_WHAT YOU NEED TO DO_: Report each line of the records below that uses the word "format".

DATASET ENTRIES Start Marker

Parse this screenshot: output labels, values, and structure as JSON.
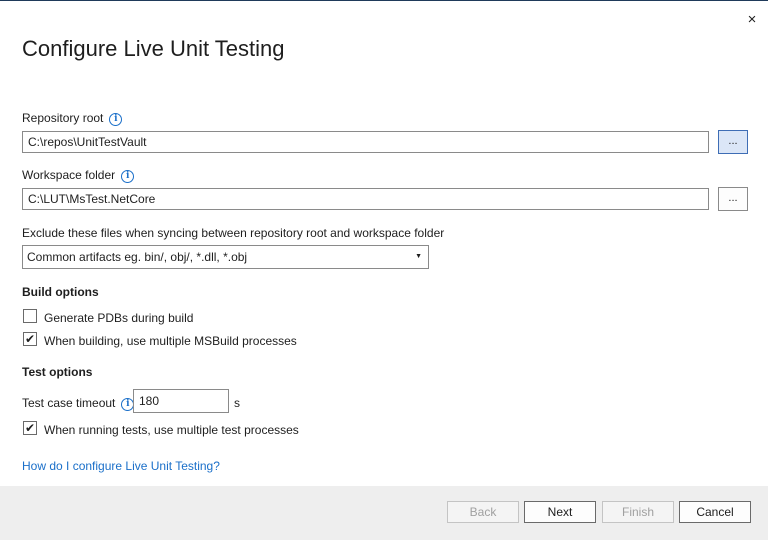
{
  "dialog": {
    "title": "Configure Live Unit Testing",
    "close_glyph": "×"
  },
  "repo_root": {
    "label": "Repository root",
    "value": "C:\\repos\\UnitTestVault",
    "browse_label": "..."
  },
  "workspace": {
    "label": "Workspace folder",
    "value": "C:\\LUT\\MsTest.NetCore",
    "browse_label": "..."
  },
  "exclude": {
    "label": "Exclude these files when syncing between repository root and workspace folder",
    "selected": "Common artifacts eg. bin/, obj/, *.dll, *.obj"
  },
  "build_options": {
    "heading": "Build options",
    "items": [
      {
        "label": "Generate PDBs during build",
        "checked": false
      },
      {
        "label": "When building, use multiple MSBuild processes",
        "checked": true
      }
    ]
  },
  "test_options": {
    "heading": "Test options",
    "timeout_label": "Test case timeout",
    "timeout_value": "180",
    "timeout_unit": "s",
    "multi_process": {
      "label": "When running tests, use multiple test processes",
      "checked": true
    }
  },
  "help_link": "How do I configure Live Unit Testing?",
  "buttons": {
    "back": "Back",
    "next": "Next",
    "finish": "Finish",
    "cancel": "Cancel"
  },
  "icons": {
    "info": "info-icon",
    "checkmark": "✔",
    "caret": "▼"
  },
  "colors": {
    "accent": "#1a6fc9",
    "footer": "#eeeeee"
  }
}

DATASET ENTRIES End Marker
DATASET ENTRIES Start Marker

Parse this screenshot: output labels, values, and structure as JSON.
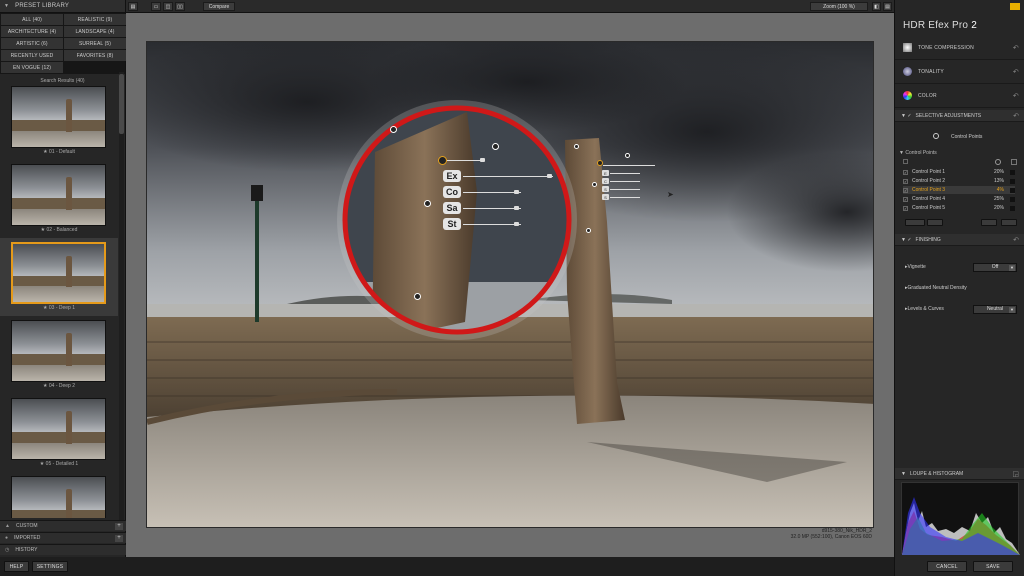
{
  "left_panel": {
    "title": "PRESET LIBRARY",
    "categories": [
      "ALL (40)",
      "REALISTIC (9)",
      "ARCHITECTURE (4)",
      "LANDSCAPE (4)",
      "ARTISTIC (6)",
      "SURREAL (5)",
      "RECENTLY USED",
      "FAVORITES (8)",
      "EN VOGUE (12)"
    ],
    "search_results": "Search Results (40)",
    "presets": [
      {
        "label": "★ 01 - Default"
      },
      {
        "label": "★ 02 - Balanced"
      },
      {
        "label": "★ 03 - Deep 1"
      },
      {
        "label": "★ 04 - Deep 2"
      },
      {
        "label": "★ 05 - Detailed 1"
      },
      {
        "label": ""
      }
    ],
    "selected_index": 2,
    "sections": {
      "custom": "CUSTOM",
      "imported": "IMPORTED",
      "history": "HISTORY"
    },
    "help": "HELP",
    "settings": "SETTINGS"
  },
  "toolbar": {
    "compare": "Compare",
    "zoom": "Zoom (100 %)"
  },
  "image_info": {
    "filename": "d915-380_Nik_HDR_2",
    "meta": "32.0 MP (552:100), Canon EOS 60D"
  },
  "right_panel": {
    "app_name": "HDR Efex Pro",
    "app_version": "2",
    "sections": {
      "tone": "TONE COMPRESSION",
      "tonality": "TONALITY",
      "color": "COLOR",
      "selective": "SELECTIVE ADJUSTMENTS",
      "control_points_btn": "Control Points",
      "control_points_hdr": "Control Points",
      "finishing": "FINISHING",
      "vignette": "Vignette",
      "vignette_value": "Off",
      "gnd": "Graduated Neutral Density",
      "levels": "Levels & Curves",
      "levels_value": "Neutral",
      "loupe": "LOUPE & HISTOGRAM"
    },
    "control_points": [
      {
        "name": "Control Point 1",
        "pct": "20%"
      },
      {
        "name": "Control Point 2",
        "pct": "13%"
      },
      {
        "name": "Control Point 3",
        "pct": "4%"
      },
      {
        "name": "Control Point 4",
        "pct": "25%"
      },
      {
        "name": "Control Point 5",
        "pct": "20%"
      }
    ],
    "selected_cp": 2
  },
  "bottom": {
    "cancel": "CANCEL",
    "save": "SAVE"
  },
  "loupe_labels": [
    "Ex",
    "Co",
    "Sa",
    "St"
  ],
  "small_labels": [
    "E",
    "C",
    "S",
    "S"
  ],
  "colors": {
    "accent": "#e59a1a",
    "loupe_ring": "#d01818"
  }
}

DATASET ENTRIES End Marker
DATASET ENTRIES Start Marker

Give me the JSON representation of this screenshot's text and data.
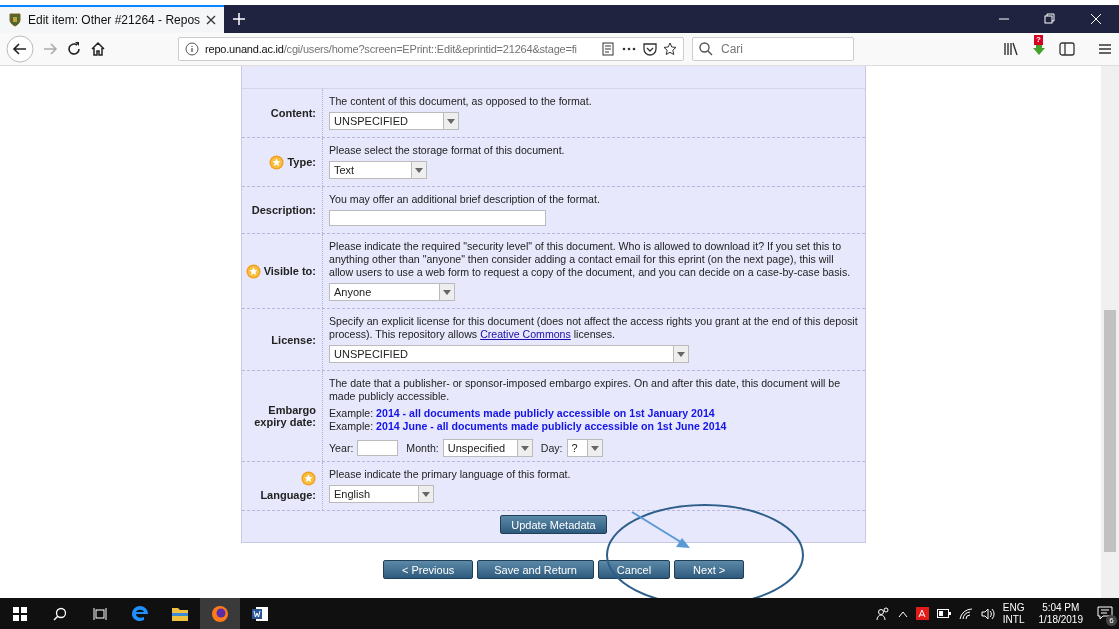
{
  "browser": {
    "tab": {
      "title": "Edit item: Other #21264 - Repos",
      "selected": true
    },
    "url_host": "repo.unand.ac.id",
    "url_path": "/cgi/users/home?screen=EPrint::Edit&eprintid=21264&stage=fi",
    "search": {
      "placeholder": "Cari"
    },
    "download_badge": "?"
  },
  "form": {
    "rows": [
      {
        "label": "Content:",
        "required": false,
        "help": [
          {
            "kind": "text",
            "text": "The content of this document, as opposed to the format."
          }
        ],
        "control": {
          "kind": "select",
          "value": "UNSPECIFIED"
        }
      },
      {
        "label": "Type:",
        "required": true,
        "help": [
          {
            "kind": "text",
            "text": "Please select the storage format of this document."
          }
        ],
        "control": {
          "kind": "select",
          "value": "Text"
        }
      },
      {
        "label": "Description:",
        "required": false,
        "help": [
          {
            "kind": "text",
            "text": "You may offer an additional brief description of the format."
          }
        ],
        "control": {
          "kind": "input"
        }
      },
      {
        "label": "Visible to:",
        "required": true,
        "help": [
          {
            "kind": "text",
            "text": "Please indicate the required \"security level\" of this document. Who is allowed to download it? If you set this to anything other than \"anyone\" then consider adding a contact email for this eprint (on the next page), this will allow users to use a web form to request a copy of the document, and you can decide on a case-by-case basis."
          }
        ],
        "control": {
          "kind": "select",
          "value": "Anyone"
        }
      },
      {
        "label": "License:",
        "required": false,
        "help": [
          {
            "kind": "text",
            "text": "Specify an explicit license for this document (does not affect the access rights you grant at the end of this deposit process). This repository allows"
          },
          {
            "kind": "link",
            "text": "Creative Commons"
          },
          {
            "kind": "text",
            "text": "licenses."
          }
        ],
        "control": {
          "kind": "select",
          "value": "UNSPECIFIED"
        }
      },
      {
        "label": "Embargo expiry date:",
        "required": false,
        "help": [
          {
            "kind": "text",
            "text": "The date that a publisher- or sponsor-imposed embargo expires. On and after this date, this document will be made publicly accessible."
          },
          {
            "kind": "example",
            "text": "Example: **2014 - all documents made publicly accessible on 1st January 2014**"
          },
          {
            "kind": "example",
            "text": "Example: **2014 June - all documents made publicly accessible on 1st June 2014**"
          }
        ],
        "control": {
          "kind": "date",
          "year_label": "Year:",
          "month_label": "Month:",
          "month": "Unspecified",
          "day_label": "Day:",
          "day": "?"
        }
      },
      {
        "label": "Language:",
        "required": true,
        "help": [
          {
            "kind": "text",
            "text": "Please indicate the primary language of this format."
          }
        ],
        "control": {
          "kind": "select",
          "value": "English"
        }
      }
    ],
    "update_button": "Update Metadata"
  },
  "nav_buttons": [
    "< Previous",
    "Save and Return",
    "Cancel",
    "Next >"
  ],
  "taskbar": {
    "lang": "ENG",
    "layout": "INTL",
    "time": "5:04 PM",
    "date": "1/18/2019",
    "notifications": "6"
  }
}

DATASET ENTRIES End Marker

_TASK RESULT_:
            "text": "The content of this document, as opposed to the format."
            "text": "Please select the storage format of this document."
            "text": "You may offer an additional brief description of the format."
            "text": "Please indicate the primary language of this format."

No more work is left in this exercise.